Too many Orthodox view the Eucharist as a right to which they are entitled. I remember visiting a Greek church and an old lady went up to the priest before Orthros for St. Basil's Day started and was pleading with him to give her the Eucharist right then and there. And the priest gave in! The old woman and some of her friends partook and left the church. There can be no question that our Lord freely gives and freely calls us back to Himself even though we do everything possible to ignore or thwart Him. But, isn't the Eucharist not only for the forgiveness of sins but also for the attainment of the Kingdom?

I'm sure priests have a tough enough job, but the frequent abuses of the Eucharist that I have seen in just one parish only make me wonder just how widespread such irreverence is grounded in modern Orthodoxy. It's not a convert vs cradle problem, nor an ethnic problem. It's a problem of bad catechesis, from children to adults and that needs to be seriously addressed by local assemblies, synods and even the Great Council, if it is ever convened!

It's nothing short of God's providence that no matter how much we, the faithful, keep screwing with the gifts He has given us even refusing them, He still keeps giving, because our Lord does not desire the death of the sinner but that he should return and live. Amen.


  1. I was told by a man (now a novice) who had been told on Mt Athos that we are to venerate the icon prior to communing, but not after communing. After communing we are icons.

    I agree with the rather free communion in Orthodoxy. Yes, it is closed communion, but it is so lackadaisical in the discipline surrounding it - well, at least in the 'mainline' Orthodox jurisdictions (ROCOR and the Serbs tend to defend more rigorously communion discipline - at the stavropegial Serbian convent in Indiana no one communed except for the hieromonk and a few children (not even the abbess!)

    I like to shock Orthodox priests telling them how WELS/ELS required you to sign in before communing and that you be reminded of the danger of communing unworthily by not recognizing the Real Presence. I think most priests are usually being treated as if they are too strict and assume all Western Christians are laissez-faire with communion, so to hear of schismatic Protestants defending the Eucharist even more...

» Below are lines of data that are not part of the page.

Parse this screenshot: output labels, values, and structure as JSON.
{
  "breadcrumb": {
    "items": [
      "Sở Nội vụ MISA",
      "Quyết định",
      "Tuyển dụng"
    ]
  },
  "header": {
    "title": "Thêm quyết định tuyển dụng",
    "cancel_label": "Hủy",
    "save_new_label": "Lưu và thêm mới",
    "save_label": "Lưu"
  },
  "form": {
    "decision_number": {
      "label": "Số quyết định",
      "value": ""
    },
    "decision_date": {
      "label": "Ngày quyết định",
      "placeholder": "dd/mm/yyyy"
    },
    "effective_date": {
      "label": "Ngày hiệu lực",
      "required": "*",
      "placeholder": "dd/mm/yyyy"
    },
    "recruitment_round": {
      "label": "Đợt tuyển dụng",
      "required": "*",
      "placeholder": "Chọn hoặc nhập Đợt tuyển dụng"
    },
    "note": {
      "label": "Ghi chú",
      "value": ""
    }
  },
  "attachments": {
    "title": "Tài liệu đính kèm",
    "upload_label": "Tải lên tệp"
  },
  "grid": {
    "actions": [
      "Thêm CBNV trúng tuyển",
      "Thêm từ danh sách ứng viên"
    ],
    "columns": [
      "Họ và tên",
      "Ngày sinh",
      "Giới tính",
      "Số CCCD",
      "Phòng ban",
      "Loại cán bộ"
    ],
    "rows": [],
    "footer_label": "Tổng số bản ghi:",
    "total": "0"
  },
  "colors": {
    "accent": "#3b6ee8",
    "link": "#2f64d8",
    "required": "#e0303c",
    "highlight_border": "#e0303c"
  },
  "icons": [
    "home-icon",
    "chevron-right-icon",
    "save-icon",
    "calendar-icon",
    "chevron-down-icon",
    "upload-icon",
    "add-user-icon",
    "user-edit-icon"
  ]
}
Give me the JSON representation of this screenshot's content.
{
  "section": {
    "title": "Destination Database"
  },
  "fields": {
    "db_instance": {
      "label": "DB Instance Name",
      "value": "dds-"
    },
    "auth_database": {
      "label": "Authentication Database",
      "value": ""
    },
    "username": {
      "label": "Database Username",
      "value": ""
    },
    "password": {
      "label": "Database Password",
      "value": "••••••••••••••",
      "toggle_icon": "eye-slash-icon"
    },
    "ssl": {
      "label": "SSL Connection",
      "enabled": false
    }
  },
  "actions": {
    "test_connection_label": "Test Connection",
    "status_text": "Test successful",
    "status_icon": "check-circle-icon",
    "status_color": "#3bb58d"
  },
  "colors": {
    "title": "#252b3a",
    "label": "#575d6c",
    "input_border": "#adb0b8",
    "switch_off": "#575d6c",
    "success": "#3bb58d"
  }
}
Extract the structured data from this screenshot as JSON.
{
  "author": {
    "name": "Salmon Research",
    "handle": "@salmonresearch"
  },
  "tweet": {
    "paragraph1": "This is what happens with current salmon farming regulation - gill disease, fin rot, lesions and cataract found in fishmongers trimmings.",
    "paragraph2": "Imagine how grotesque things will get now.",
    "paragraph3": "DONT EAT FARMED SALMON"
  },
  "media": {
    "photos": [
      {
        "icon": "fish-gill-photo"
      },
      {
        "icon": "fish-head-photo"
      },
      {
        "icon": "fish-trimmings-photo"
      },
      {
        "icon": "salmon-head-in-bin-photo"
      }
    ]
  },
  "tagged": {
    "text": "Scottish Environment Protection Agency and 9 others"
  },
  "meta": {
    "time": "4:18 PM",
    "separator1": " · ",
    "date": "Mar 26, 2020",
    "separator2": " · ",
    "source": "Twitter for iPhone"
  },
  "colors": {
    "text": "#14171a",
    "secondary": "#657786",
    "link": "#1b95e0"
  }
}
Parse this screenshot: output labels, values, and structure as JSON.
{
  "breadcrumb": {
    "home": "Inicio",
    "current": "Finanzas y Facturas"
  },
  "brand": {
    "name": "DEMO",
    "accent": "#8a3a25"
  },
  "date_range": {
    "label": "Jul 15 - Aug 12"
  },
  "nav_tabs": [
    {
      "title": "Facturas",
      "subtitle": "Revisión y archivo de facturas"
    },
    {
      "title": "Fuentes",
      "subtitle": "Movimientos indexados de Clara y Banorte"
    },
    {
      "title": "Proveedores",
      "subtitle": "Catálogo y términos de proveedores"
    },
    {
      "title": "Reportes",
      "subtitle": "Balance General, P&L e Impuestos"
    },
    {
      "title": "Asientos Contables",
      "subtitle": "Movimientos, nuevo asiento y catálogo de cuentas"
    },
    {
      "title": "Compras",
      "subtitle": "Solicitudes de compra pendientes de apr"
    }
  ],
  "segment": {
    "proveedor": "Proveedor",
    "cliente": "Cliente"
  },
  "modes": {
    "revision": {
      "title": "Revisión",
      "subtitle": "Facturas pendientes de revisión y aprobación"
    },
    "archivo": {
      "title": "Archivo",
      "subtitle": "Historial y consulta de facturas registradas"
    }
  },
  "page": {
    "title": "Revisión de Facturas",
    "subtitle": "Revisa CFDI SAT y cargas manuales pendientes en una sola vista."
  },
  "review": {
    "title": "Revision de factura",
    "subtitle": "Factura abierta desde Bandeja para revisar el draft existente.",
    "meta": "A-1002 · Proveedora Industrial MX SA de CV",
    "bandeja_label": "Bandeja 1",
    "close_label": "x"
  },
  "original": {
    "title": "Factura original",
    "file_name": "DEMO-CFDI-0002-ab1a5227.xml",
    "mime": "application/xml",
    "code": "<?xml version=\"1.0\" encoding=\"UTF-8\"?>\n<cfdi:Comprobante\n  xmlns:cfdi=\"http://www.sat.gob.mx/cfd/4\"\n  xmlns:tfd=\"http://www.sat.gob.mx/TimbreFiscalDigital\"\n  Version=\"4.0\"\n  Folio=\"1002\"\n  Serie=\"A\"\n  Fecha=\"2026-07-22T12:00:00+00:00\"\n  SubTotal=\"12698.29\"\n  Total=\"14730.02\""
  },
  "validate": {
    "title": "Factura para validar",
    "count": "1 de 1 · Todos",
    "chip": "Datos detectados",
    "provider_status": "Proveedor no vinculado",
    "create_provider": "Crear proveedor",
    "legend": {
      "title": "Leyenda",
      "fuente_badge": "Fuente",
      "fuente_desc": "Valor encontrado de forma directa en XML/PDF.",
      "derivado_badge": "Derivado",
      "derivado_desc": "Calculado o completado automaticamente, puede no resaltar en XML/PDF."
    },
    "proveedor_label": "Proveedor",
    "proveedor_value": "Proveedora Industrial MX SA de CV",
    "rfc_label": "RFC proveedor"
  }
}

  2. Venerating an icon after communion, I've been told, is also dangerous because any "unswallowed" portion of the Eucharist could be left on the icon.

    Sacramental theology has gained by leaps and bounds over the past 30 years with the publication of many books on the subject, not least those of the late Protopresbyter, Fr. Alexander Schmemann of blessed memory. But, despite that, basic catechesis seems to be lacking with regards to what the Eucharist is and how we should approach. I think if people really meditated on the didactic verses in the HTM Prayer Book before they commune, they might come to some realization that the Eucharist is not just something we do, week in, week out; the Eucharist is intrinsic to who we are and who we may become in our Life in Christ.

    BTW, Chris, have you ever read Nicholas Cabilisas (sp?) work "The Life in Christ?" From the synopses I've read, I think such a work speaks volumes for these modern times.

  3. St. Nicholas Cabasilas's "The Life in Christ" is outstanding, as is his book on the Divine Liturgy!

    Required preparation for Communion including the prayers before Communion would be required for people to really meditate on their meaning. Communion ain't a soup line, but 'frequent communion' seems to have been equated with 'no need to prepare, come one, come all'.

    My son is named with an anglicized version of one of the Magi's name (commemorated Dec 25 and named in the Prologue of Ochrid). I am always heartened when priests double take and ask whether we are Orthodox - it means they actually care about whether we're Orthodox as we are about to commune in an Orthodox church.

    My GOA priest quotes another priest or bishop, "We do it backwards: we teach the kids and play with the adults". The cultural medium that transmitted Orthodoxy in the villages of Greece broke down in the immigration, but nothing has taken its place to truly teach the adult faithful what it is they believe, why they do what they do, and no restrictions are placed on actions allowed previously due to the context of an Orthodox society.